Bitcoin (BTC) might have tested the $40,000 support in mid-July, but according to various derivatives metrics, there has not been a significant change in investor optimism.
This situation either means that price is not what they are looking for to mark the end of the current bear market or that most traders are still underwater at $40,000.
One of the best measures of optimism is the futures market premium, which measures the gap between longer-term contracts and the current spot market levels. In healthy markets, a 5% to 15% annualized premium is expected. However, during bearish markets, this indicator fades or turns negative, a situation known as “backwardation” — and an alarming red flag.
According to the chart above, the one-month futures contract has been unable to sustain an annualized premium above 5% since June 18. There have even been some periods of backwardation, including the most recent one on July 5.
There is, of course, the possibility that derivatives markets could decouple from regular spot markets. Maybe investors are unwilling to take the exchange risk, as futures contracts require margin deposits.
Could spot and derivatives markets diverge?
To understand whether the bearish signals seen in derivatives are explicitly tied to these instruments, one should analyze spot market volumes. Typically, bearish markets will present lower trading activity a couple of weeks after the price crash.
As predicted, the traded volume peaked in late May but decreased by more than half a couple of weeks later. Although this cannot be deemed a bearish indicator by itself, it expresses a lack of interest in trading at the current levels.

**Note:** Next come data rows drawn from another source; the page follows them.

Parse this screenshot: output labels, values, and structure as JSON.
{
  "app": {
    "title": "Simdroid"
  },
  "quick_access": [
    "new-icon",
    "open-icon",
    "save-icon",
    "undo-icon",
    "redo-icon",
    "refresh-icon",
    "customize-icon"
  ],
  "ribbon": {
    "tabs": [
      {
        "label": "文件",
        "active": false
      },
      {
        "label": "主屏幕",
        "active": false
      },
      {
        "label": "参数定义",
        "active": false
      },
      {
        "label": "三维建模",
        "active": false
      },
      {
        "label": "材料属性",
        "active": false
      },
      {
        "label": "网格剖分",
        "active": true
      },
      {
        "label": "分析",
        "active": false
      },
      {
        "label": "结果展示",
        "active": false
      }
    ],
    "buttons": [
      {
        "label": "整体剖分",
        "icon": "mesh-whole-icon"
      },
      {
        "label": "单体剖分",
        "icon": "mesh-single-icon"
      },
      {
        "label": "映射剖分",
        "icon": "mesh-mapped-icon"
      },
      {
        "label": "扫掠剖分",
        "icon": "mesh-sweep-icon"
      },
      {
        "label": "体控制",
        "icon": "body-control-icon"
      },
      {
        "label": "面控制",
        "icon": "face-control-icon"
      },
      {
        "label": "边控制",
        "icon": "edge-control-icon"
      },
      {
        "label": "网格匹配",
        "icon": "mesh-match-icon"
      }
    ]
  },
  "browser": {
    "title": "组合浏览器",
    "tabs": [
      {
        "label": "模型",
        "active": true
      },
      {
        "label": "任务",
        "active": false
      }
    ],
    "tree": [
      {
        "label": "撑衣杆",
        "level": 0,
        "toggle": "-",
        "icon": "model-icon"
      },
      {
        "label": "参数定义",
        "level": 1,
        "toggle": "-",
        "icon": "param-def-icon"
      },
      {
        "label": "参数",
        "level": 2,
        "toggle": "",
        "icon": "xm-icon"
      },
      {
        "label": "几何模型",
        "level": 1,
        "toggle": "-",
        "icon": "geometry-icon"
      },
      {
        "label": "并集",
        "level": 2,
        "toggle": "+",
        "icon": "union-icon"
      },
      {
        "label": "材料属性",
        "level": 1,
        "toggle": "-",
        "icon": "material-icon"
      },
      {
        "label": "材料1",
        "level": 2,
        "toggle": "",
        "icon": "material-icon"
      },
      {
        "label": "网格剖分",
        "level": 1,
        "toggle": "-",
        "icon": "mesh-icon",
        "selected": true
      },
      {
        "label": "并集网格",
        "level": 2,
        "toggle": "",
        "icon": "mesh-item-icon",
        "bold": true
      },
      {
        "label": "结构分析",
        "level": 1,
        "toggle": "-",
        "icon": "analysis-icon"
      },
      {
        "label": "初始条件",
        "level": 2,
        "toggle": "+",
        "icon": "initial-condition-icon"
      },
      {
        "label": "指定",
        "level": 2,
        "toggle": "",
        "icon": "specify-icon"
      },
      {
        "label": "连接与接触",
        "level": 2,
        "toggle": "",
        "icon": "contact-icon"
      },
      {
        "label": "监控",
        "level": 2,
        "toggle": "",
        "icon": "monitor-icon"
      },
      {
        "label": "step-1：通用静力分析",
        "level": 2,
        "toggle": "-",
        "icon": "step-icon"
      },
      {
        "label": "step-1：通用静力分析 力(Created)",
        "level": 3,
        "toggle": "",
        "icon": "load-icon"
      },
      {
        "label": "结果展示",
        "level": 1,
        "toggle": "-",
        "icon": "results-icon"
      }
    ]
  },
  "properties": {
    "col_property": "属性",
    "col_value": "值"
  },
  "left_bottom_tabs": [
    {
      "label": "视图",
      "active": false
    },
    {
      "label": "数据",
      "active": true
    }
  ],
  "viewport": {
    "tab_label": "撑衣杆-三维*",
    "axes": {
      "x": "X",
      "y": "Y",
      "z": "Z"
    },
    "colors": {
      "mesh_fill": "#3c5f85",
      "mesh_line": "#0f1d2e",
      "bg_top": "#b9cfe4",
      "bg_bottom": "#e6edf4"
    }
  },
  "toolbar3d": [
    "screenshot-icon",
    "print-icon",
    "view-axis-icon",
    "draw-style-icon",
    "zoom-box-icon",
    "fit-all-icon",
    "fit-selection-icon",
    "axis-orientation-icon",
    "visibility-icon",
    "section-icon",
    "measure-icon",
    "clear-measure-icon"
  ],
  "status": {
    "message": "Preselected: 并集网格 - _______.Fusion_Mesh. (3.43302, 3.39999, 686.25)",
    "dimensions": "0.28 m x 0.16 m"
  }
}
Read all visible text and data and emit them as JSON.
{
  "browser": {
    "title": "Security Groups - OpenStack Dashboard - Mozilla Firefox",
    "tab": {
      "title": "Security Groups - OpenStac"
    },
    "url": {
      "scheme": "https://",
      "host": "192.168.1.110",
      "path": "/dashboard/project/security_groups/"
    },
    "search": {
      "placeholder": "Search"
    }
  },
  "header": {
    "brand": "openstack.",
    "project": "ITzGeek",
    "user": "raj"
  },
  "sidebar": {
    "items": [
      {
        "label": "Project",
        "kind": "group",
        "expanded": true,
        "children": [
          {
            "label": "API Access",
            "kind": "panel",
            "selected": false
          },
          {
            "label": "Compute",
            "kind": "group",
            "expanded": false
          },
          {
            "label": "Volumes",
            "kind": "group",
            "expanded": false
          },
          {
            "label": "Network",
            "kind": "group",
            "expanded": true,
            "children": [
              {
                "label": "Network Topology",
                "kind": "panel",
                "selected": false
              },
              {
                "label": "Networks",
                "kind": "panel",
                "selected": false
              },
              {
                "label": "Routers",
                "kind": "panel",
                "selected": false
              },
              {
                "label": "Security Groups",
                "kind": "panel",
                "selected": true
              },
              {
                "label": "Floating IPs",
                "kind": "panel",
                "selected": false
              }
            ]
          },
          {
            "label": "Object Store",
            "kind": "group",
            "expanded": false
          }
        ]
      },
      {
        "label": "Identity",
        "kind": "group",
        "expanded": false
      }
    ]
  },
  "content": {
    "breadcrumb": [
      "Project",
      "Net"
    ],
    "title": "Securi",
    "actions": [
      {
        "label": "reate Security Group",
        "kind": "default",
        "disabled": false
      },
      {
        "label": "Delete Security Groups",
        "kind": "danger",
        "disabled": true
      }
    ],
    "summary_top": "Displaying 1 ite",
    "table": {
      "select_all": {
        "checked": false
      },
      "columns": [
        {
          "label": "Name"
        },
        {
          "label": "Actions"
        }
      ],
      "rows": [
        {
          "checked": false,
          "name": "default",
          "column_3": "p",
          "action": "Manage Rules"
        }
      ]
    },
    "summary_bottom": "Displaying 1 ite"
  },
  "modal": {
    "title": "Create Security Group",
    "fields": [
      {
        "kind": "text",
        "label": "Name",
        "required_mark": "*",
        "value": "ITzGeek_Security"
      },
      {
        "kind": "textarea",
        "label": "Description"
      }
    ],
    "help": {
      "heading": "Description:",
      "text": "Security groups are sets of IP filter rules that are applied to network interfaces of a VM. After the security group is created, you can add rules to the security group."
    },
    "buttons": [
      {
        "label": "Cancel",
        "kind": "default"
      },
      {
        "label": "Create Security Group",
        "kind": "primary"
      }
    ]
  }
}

This movement might happen when buyers are scared and, as a result, place scaling bids below market levels, or when sellers have been exhausted. Unfortunately, there’s no way to know until a decent amount of volume trades outside of the $650 billion market capitalization area.
Options markets can assist in confirming bearish sentiment
However, there’s another way to gauge professional traders’ optimism. The 25% delta skew compares similar call (buy) and put (sell) options. When fear is prevalent, the metric will turn positive as the protective put options premium is higher than similar risk call options.
The opposite holds when market makers are bullish, causing the 25% delta skew indicator to shift to the negative area.
A 25% delta skew ranging from -10% to +10% is usually deemed neutral. However, the indicator has been above such a range since June 30, indicating fear from arbitrage desks and market markets.
The last time this indicator showed a bullish sentiment was on April 14, the exact day of the $64,900 all-time high.
Considering that none of the derivatives indicators showed signs of bullishness even as Bitcoin’s price held above $40,000 on June 15, there is reason to believe that investors are not comfortable opening long positions right now. It remains to be seen what will trigger a sentiment change, but it will certainly take more than a single 10% rally.
The views and opinions expressed here are solely those of the author and do not necessarily reflect the views of Cointelegraph. Every investment and trading move involves risk. You should conduct your own research when making a decision.